Free App to Aid Recovery

iRecoverIn the near future there will be a free app available for your smartphone that will allow people in recovery to connect with one another in any given area. The app, called iRecover, will give users the ability to find addiction recovery resources near them and communicate directly with verified health professionals, reports the Boston Business Journal.

While traveling, people in recovery often struggle finding resources to help them stay sober, a problem that led iRecover founder Jack Kelly, a recovering heroin addict, to come up with the idea. While the app is geared toward alcoholics and drug addicts, Kelly said that people recovering from other afflictions, such as eating disorders, have made inquires about the app.
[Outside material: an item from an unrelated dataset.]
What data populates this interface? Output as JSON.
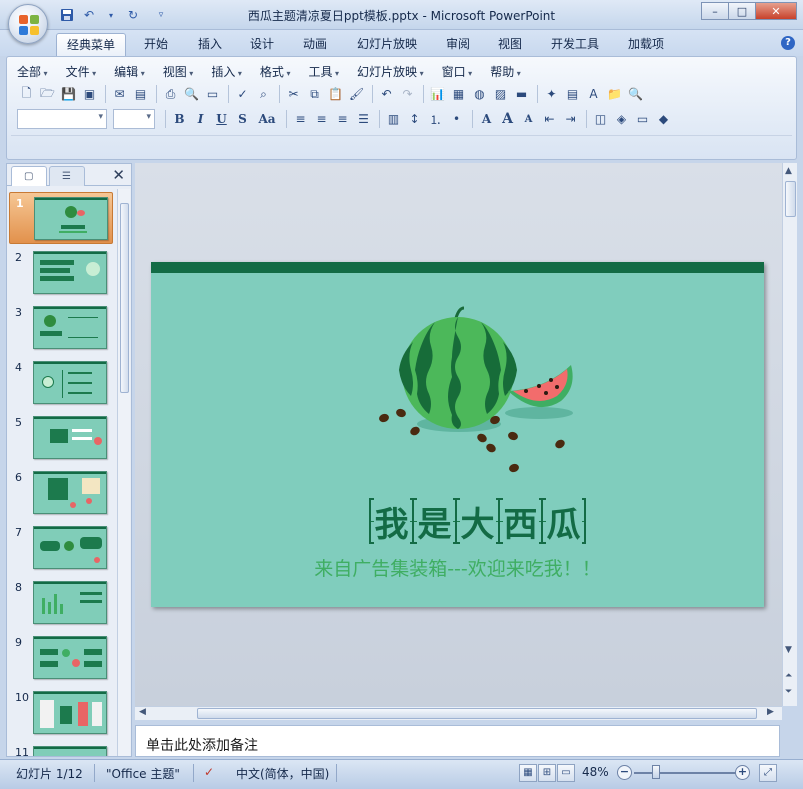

“Eventually, this could be something where anyone recovering from anything would be able to find a place here,” Kelly said.

About 150 IOS and Android users tested the app during a two month beta period. Kelly and his co-founder observed that people used the app for more than just addiction resources, people used the app to find inspiration, according to the article.

“People are putting up inspirational quotes, pictures of them doing something fun, and there are people saying, ‘Hey, I’m here to help,’ and other people posting questions,” Kelly said.

iRecover officially launches in mid-January, initially the app will be useful to people primarily in New England. While the app will be free, Kelly hopes to generate revenue through accredited addiction and recovery specialists which would pay to be featured on the app, as well as in-app advertising.

Kelly is Charlestown, MA neighborhood liaison and was a Boston City Council candidate in 2013, he said that key topic his campaign was concept innovation. “I saw this (business) as an opportunity to make sure innovation was a worthwhile venture as opposed to what I see now, which is the innovative products that have been successful are non-impact,” he said.

If the app is well received, it could potentially aid millions of Americans in recovery. Networking is an essential ingredient to successful recovery.